Task to complete:
Copy out every line from the records that includes "value".

Data records for software interfaces
|---|

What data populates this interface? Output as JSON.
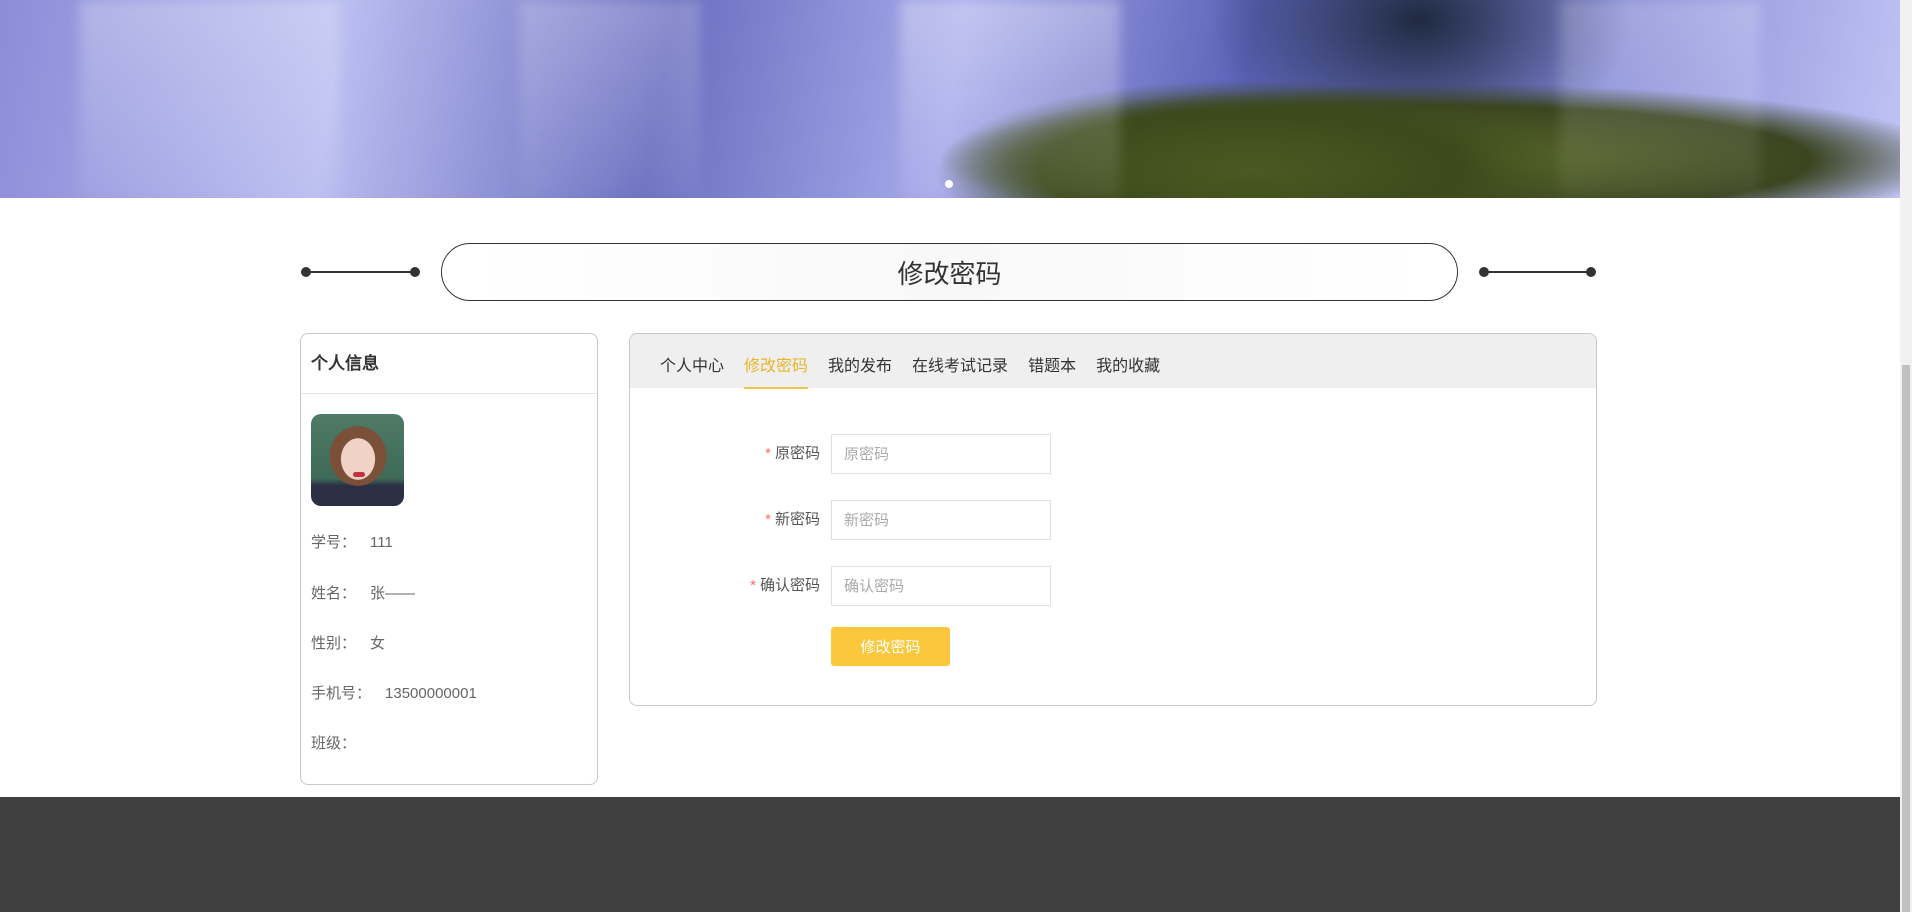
{
  "page_title": "修改密码",
  "profile": {
    "header": "个人信息",
    "fields": [
      {
        "label": "学号：",
        "value": "111"
      },
      {
        "label": "姓名：",
        "value": "张——"
      },
      {
        "label": "性别：",
        "value": "女"
      },
      {
        "label": "手机号：",
        "value": "13500000001"
      },
      {
        "label": "班级：",
        "value": ""
      }
    ]
  },
  "tabs": [
    {
      "label": "个人中心",
      "active": false
    },
    {
      "label": "修改密码",
      "active": true
    },
    {
      "label": "我的发布",
      "active": false
    },
    {
      "label": "在线考试记录",
      "active": false
    },
    {
      "label": "错题本",
      "active": false
    },
    {
      "label": "我的收藏",
      "active": false
    }
  ],
  "form": {
    "required_mark": "*",
    "old_password": {
      "label": "原密码",
      "placeholder": "原密码",
      "value": ""
    },
    "new_password": {
      "label": "新密码",
      "placeholder": "新密码",
      "value": ""
    },
    "confirm_password": {
      "label": "确认密码",
      "placeholder": "确认密码",
      "value": ""
    },
    "submit_label": "修改密码"
  },
  "colors": {
    "accent": "#fbc73c",
    "active_tab": "#e8b52a",
    "footer": "#404040"
  }
}
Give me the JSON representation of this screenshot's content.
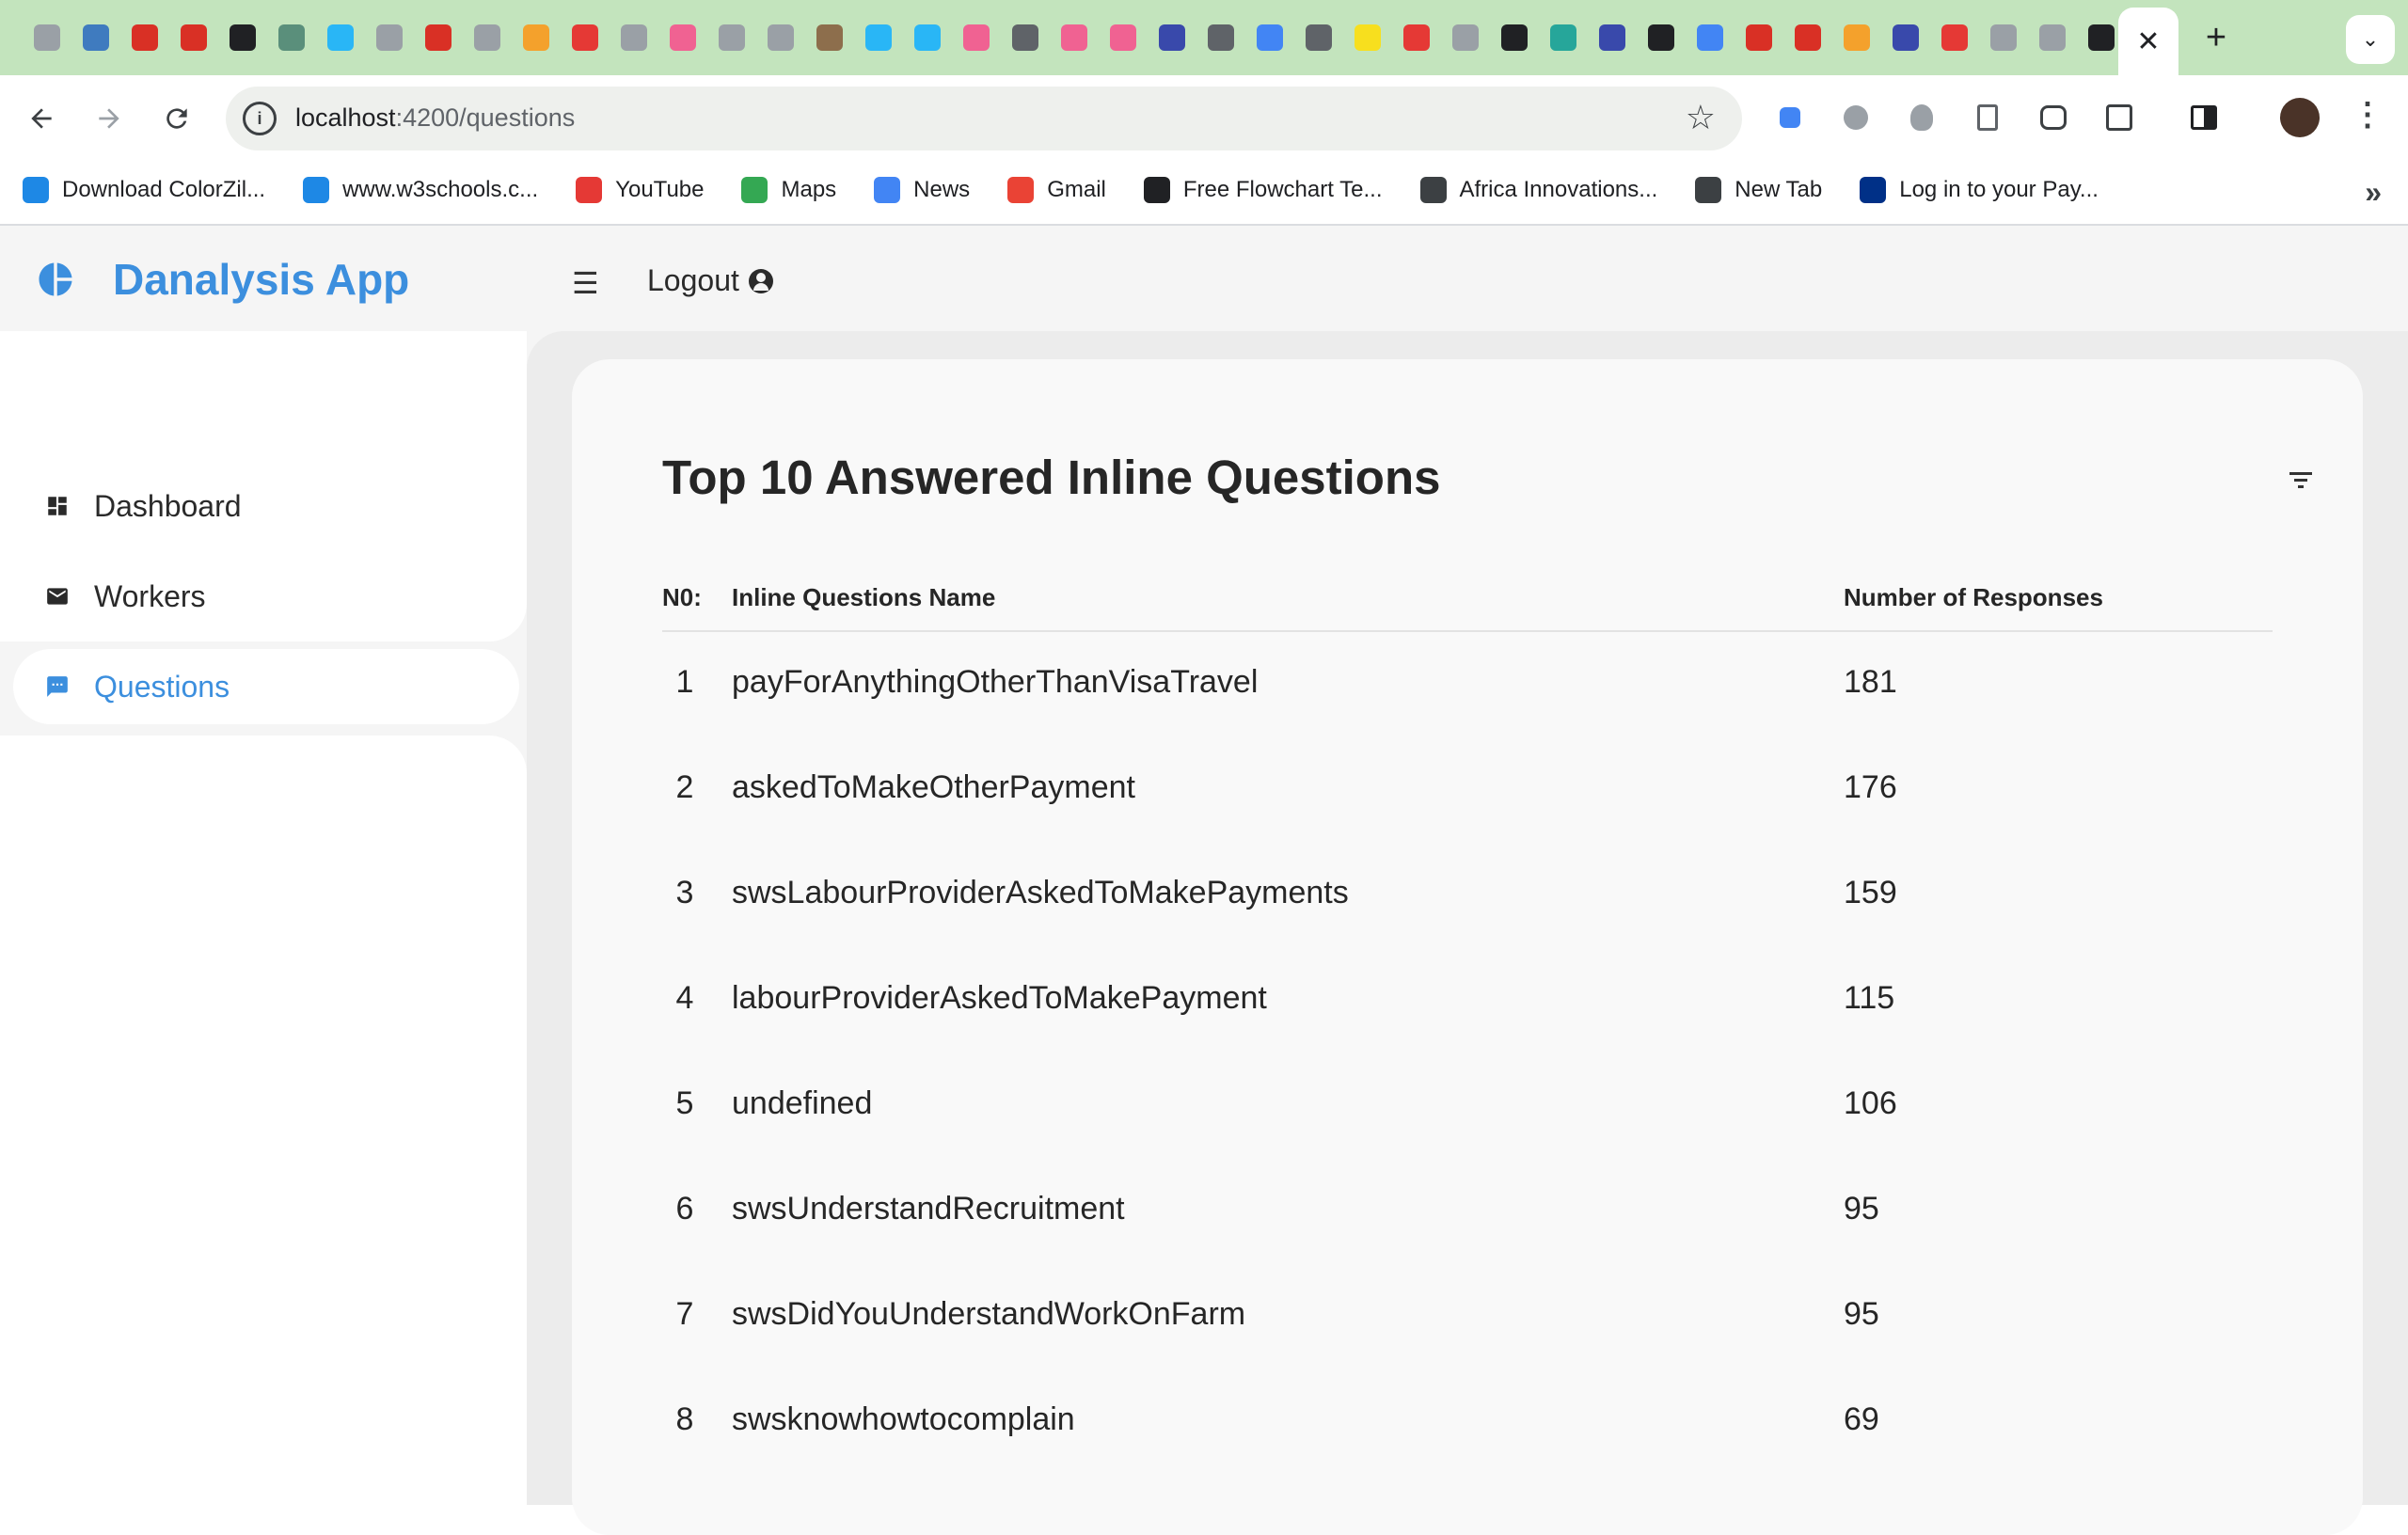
{
  "browser": {
    "active_tab_close": "✕",
    "new_tab": "+",
    "tab_menu": "⌄",
    "url_host": "localhost",
    "url_path": ":4200/questions",
    "tab_icon_colors": [
      "#9aa0a6",
      "#3f7bbf",
      "#d93025",
      "#d93025",
      "#202124",
      "#5a8f7b",
      "#29b6f6",
      "#9aa0a6",
      "#d93025",
      "#9aa0a6",
      "#f4a12c",
      "#e53935",
      "#9aa0a6",
      "#f06292",
      "#9aa0a6",
      "#9aa0a6",
      "#8d6e4c",
      "#29b6f6",
      "#29b6f6",
      "#f06292",
      "#5f6368",
      "#f06292",
      "#f06292",
      "#3949ab",
      "#5f6368",
      "#4285f4",
      "#5f6368",
      "#f7df1e",
      "#e53935",
      "#9aa0a6",
      "#202124",
      "#26a69a",
      "#3949ab",
      "#202124",
      "#4285f4",
      "#d93025",
      "#d93025",
      "#f4a12c",
      "#3949ab",
      "#e53935",
      "#9aa0a6",
      "#9aa0a6",
      "#202124",
      "#8d6e4c"
    ]
  },
  "bookmarks": [
    {
      "label": "Download ColorZil...",
      "color": "#1e88e5"
    },
    {
      "label": "www.w3schools.c...",
      "color": "#1e88e5"
    },
    {
      "label": "YouTube",
      "color": "#e53935"
    },
    {
      "label": "Maps",
      "color": "#34a853"
    },
    {
      "label": "News",
      "color": "#4285f4"
    },
    {
      "label": "Gmail",
      "color": "#ea4335"
    },
    {
      "label": "Free Flowchart Te...",
      "color": "#202124"
    },
    {
      "label": "Africa Innovations...",
      "color": "#3c4043"
    },
    {
      "label": "New Tab",
      "color": "#3c4043"
    },
    {
      "label": "Log in to your Pay...",
      "color": "#003087"
    }
  ],
  "app": {
    "title": "Danalysis App",
    "logout": "Logout",
    "brand_color": "#3c8fde"
  },
  "sidebar": {
    "items": [
      {
        "label": "Dashboard",
        "icon": "dashboard-icon"
      },
      {
        "label": "Workers",
        "icon": "mail-icon"
      },
      {
        "label": "Questions",
        "icon": "chat-icon",
        "active": true
      }
    ]
  },
  "card": {
    "title": "Top 10 Answered Inline Questions",
    "columns": [
      "N0:",
      "Inline Questions Name",
      "Number of Responses"
    ],
    "rows": [
      {
        "no": "1",
        "name": "payForAnythingOtherThanVisaTravel",
        "responses": "181"
      },
      {
        "no": "2",
        "name": "askedToMakeOtherPayment",
        "responses": "176"
      },
      {
        "no": "3",
        "name": "swsLabourProviderAskedToMakePayments",
        "responses": "159"
      },
      {
        "no": "4",
        "name": "labourProviderAskedToMakePayment",
        "responses": "115"
      },
      {
        "no": "5",
        "name": "undefined",
        "responses": "106"
      },
      {
        "no": "6",
        "name": "swsUnderstandRecruitment",
        "responses": "95"
      },
      {
        "no": "7",
        "name": "swsDidYouUnderstandWorkOnFarm",
        "responses": "95"
      },
      {
        "no": "8",
        "name": "swsknowhowtocomplain",
        "responses": "69"
      }
    ]
  }
}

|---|

Written solution:
        "value": "111"
        "value": "张——"
        "value": "女"
        "value": "13500000001"
        "value": ""
      "value": ""
      "value": ""
      "value": ""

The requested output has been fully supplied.